Edwina J. Cruise, Mt. Holyoke College
Among the well known equine heroes in Russian literature, two lead the field in expressing their ideas and their feelings: Tolstoj's eloquent talking horse Strider and Kuprin's no less eloquent Emerald. Both writers draw energy for their narratives from the near mythic reputation of the Orlov Trotter. Both fictional horses are based on real-life horses who owe their enduring fame to their horse-loving creators.
Kuprin explicitly acknowledges his debt to Tolstoj in his dedication to "Emerald": "Dedicated to the memory of the incomparable pie-bald trotter Strider." Unrecognized among the connections between these two horse stories is the reverse face of homage: Kuprin, the young and newly famous kid on the literary block, seems to be testing himself against the near octogenarian Tolstoj. That is to say, in "Emerald" Kuprin challenges Tolstoj to a horse contest.
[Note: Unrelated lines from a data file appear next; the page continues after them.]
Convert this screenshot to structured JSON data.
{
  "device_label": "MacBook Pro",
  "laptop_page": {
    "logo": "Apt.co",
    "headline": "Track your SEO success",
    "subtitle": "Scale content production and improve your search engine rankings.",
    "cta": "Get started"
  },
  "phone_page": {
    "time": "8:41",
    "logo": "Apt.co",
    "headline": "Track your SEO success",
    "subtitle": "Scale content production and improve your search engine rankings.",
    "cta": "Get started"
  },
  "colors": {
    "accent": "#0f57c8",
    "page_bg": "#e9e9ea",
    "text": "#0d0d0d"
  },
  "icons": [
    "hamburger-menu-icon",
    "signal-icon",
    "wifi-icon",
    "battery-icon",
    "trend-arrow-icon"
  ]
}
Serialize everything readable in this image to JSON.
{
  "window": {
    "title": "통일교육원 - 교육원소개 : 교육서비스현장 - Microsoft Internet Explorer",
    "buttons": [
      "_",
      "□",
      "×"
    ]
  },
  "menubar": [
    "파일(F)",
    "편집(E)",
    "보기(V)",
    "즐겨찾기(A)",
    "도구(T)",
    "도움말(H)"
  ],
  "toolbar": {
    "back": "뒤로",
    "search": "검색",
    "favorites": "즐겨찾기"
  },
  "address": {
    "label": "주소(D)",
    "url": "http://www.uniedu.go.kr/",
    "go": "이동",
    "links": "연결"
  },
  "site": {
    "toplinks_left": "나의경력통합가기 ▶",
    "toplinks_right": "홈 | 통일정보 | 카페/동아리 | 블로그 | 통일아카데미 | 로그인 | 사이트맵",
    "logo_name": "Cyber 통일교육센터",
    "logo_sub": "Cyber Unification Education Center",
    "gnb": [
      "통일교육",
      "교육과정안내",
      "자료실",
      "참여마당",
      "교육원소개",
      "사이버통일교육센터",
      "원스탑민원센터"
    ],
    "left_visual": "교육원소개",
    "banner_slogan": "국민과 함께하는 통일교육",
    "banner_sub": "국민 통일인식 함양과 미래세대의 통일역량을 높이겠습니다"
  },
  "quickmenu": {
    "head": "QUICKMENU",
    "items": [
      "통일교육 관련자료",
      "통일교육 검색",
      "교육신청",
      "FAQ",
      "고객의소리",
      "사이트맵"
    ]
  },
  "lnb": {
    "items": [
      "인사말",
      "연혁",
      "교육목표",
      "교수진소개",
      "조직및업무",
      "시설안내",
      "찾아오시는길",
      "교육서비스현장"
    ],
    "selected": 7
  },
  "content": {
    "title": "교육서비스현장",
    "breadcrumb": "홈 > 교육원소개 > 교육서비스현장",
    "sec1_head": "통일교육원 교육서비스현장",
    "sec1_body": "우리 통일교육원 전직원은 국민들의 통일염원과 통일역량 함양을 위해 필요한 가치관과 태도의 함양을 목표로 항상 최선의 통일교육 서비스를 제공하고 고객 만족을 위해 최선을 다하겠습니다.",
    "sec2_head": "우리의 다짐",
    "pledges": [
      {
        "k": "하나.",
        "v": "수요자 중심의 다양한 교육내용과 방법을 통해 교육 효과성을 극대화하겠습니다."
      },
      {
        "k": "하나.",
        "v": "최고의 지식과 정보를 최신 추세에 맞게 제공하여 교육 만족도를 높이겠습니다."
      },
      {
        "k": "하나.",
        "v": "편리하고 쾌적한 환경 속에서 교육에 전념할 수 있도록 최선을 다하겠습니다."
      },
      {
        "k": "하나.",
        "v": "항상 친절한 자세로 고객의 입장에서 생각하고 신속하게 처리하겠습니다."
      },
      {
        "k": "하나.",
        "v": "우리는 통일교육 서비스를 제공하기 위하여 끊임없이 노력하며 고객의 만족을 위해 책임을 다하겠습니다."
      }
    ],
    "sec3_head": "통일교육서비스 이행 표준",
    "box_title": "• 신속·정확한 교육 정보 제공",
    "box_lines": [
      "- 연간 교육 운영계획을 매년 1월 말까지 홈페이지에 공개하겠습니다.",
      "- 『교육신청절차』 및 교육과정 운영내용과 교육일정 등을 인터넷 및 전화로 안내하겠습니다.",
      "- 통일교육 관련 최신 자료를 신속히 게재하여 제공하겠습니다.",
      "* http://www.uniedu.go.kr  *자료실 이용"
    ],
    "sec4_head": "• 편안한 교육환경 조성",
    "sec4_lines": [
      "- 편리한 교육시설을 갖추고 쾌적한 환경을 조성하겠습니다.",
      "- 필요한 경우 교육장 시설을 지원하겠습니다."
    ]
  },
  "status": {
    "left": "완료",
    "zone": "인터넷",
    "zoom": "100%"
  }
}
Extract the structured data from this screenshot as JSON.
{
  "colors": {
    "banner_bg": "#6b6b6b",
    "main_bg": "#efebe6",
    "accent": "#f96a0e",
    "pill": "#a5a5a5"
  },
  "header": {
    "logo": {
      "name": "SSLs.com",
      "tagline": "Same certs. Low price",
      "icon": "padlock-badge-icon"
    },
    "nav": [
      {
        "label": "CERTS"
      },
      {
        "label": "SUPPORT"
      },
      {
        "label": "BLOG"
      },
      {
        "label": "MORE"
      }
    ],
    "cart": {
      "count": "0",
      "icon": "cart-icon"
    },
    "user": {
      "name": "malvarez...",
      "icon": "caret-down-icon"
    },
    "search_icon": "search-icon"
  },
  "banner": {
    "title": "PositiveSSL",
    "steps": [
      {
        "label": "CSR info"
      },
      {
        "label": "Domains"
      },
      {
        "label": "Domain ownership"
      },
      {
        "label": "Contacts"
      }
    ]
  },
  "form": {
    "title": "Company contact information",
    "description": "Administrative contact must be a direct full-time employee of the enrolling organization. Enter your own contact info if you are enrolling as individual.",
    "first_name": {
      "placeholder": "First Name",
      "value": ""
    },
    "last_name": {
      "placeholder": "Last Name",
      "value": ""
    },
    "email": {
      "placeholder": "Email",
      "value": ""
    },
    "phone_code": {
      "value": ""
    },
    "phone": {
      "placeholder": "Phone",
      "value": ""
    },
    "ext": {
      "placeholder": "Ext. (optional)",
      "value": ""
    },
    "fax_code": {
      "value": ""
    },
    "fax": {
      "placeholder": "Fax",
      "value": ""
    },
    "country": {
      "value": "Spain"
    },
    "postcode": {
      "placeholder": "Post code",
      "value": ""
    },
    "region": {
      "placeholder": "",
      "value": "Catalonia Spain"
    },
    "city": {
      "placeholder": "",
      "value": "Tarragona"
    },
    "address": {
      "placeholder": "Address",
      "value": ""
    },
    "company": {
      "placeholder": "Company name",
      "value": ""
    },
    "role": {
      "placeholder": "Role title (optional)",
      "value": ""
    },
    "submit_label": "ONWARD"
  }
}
Kuprin's innovations and departures relative to Tolstoj's story translate into essential features of the "Znanie" School of neo-realism.